Many genetic mutations in visual pigments, spread over millions of years, were required for humans to evolve from a primitive mammal with a dim, shadowy view of the world into a greater ape able to see all the colors in a rainbow. Now, after more than two decades of painstaking research, scientists have finished a detailed and complete picture of the evolution of human color vision.
In everyday life, the global positioning system (GPS) can be employed to reliably determine the momentary location of one en route to the desired destination. Scientists have now developed a molecular 'GPS' with which the whereabouts of metal ions in enzymes can be reliably determined. Such ions play important roles in all corners of metabolism and synthesis for biological products.
A new catalytic process is able to convert what was once considered biomass waste into lucrative chemical products that can be used in fragrances, flavorings or to create high-octane fuel for racecars and jets.
Chemists have invented a powerful method for joining complex organic molecules that is extraordinarily robust and can be used to make pharmaceuticals, fabrics, dyes, plastics and other materials previously inaccessible to chemists.
In a triumph for cell biology, researchers have assembled the first high-resolution, 3-D maps of entire folded genomes and found a structural basis for gene regulation - a kind of 'genomic origami' that allows the same genome to produce different types of cells.
When a large protein unfolds in transit through a cell, it slows down and can get stuck in traffic. Using a specialized microscope , researchers now can watch the way the unfolded protein diffuses. Studying the relationship between protein folding and transport could provide great insight into protein-misfolding diseases such as Alzheimer's and Huntington's.
Efflux pumps are surface proteins that prevent antimicrobial drugs from getting a foothold in a bacterial cell by identifying and pumping them out of the cell. New research suggests that small pieces of those drugs could keep the efflux pumps busy and allow the antimicrobial drugs to reach a critical mass inside the cell.
Scientists can now explore nerves in mice in much greater detail than ever before, thanks to an approach developed by scientists at the European Molecular Biology Laboratory (EMBL). The work enables researchers to easily use artificial tags, broadening the range of what they can study and vastly increasing image resolution.

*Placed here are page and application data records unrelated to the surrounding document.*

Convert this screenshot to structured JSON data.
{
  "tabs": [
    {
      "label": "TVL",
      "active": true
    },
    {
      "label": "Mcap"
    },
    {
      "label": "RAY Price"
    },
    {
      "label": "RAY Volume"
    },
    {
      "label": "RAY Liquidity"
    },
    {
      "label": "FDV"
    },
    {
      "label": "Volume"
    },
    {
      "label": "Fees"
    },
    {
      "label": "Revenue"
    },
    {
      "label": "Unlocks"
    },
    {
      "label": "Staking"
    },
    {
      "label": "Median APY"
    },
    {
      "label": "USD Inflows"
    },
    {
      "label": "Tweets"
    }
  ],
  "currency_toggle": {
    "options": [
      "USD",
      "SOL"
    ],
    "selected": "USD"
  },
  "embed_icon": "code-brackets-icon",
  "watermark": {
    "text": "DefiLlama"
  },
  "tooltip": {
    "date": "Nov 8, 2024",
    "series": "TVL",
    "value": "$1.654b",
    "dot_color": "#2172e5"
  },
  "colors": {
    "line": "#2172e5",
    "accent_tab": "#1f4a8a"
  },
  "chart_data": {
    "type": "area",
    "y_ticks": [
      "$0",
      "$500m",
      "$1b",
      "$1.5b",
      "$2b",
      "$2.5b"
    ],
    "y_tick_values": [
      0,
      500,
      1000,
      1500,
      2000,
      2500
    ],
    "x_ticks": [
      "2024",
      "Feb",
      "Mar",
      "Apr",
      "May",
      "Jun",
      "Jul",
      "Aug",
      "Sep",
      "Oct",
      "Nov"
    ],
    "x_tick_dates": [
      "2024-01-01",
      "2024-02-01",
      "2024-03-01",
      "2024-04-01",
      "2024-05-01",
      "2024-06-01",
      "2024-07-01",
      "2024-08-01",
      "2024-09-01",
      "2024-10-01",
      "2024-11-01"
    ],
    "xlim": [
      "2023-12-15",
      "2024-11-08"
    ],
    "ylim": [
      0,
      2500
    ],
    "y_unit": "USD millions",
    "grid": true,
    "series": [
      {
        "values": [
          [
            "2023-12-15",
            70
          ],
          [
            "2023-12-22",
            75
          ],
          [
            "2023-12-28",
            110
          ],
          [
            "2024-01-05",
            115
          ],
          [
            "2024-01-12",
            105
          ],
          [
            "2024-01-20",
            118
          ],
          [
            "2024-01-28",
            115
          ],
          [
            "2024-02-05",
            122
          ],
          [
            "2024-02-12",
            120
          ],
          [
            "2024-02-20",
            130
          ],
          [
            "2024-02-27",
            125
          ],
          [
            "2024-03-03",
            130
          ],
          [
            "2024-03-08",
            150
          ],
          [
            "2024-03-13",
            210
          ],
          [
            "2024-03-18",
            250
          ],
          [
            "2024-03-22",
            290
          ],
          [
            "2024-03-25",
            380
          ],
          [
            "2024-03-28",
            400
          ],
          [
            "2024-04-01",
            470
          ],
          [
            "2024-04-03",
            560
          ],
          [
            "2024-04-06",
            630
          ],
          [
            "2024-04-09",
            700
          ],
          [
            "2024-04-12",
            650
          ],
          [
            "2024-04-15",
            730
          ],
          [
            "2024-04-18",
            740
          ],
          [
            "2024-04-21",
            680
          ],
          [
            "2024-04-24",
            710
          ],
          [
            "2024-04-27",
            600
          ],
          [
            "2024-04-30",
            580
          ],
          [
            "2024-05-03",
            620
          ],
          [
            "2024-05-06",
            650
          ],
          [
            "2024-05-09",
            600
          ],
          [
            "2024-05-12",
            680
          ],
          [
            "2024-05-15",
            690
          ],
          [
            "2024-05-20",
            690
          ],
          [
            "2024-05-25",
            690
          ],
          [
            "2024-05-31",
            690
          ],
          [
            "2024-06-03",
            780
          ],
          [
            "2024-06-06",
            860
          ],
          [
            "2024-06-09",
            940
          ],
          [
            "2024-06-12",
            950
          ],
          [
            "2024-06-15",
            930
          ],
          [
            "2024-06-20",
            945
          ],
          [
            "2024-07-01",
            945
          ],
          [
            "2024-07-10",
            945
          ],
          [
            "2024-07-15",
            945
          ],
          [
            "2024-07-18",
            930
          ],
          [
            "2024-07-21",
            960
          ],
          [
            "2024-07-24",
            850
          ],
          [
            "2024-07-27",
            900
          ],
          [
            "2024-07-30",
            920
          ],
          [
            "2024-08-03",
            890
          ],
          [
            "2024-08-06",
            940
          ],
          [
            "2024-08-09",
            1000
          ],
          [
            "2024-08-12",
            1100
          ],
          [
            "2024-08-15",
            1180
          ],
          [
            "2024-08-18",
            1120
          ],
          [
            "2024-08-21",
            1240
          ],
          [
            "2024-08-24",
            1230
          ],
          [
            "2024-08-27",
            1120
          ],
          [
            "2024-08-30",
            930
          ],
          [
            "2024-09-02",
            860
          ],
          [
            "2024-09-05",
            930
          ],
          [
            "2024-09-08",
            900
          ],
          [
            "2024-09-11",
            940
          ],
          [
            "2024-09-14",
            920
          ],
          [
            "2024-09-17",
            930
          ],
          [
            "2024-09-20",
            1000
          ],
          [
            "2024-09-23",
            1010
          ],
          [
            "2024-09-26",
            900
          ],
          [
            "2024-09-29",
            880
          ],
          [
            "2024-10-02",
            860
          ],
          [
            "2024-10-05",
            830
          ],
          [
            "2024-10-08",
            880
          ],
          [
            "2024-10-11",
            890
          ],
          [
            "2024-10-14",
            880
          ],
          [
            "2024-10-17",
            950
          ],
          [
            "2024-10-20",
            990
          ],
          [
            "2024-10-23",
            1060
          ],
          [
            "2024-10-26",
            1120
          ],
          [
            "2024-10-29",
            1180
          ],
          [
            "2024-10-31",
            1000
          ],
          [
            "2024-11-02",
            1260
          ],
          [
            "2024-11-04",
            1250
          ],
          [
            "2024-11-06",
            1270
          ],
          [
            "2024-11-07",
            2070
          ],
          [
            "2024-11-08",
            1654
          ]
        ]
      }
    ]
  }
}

Scientists have developed a method for producing biological crystals that has allowed scientists to observe - for the first time - DNA double chain breaks. They have also developed a computer simulation that makes this process, which lasts in the order of millionths of a second, visible to the human eye.